“You mentioned Gregg, but people have also asked me about Louis van Gaal, that he was going to be the next one,” Stewart said. “I don’t see one or the other, and honestly I don’t pay much attention to it. I want to make the right choice.
“One thing I do want to say [about Berhalter] that is something that has been brought to my attention is that he’s going to be it because he’s a friend of mine. Now that part I don’t understand. We played together and we’ve communicated with each other, but friends is a little overboard, I’d want to say. I know Gregg from the past. When he was in Sweden he’d call me for advice, and I’d do that same. But we have a professional relationship and we played with each other. But I could say that about a lot of others at the same time.”
Stewart added that he had no concern about any potential conflicts that could arise if Berhalter were hired by U.S. Soccer, which also employs his brother, Jay, as one of its top executives. A U.S. Soccer spokesperson said that Jay Berhalter, who was part of the committee that hired the general manager, is no longer part of the technical side and is limited to the commercial side of the federation.
Otherwise, it was clear that Stewart views his role as one where he will be in regular, direct communication with the new men’s national team coach once he’s hired. The federation will now require that the coach and his staff be based in Chicago, where Stewart himself has moved. Stewart’s wife and their two children, aged 16 and 19, recently moved from Philadelphia back to the Netherlands.

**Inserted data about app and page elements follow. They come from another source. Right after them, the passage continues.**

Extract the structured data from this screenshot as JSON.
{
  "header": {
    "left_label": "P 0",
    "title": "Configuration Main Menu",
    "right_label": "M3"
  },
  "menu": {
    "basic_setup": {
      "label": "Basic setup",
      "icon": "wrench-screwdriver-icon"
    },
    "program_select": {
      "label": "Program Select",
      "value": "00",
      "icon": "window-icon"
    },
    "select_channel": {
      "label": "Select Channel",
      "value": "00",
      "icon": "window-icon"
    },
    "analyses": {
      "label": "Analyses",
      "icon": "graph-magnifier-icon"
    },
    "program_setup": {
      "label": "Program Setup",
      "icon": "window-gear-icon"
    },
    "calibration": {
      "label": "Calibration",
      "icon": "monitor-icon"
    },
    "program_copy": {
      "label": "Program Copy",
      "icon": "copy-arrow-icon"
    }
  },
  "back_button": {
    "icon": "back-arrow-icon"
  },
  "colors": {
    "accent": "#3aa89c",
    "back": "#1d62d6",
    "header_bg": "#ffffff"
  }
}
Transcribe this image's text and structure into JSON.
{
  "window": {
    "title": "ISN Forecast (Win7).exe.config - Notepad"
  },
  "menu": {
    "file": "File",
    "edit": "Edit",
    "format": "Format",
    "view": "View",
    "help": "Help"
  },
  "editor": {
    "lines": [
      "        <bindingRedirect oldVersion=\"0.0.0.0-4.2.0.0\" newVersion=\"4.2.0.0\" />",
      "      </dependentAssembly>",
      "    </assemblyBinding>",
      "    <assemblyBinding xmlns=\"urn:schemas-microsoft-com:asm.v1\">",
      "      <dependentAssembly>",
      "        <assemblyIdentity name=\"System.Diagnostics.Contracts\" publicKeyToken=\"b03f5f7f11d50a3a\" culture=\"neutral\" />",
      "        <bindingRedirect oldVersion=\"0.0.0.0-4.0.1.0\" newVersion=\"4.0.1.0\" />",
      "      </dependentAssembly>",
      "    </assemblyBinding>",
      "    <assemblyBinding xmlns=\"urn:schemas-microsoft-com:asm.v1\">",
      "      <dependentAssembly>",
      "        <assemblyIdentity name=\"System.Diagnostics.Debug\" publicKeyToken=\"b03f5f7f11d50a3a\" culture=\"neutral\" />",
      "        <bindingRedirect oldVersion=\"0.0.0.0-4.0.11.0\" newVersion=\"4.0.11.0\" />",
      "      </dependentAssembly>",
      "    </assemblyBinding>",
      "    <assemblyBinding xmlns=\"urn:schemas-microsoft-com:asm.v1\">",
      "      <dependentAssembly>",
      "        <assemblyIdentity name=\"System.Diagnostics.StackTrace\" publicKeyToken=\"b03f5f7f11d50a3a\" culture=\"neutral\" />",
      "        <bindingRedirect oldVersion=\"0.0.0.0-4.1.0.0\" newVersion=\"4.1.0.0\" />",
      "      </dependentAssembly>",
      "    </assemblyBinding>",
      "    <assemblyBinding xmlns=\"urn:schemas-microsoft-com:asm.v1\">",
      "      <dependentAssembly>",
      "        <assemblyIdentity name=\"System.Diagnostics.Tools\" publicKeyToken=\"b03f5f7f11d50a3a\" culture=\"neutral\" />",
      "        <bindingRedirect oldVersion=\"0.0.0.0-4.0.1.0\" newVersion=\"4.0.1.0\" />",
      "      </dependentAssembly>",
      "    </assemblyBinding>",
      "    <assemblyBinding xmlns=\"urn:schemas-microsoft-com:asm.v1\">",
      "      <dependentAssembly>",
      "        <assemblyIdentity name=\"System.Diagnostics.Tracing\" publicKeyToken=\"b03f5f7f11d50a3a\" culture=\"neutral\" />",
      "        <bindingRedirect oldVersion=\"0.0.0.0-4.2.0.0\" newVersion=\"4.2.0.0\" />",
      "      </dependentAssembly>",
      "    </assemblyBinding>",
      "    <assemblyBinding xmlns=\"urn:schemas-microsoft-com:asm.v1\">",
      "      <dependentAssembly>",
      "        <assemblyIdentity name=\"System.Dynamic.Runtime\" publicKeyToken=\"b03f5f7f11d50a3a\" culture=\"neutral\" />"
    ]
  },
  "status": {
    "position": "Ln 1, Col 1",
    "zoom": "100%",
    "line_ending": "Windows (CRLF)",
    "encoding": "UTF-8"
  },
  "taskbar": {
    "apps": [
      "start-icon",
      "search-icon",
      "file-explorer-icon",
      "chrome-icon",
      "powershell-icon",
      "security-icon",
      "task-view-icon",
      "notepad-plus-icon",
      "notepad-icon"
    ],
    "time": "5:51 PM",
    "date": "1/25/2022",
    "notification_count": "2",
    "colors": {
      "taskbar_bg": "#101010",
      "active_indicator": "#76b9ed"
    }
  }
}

“This is something that I have made a lot of sacrifices for in the sense that I’m apart from my wife and kids … and I’m full-heartedly in this and I want to be in this for a longer period of time,” Stewart said. “Because if you want to do what you love and what you have passion for, as I have for this country and for our men’s national team and soccer in general, I want to be here for a long time and make sure we become successful.”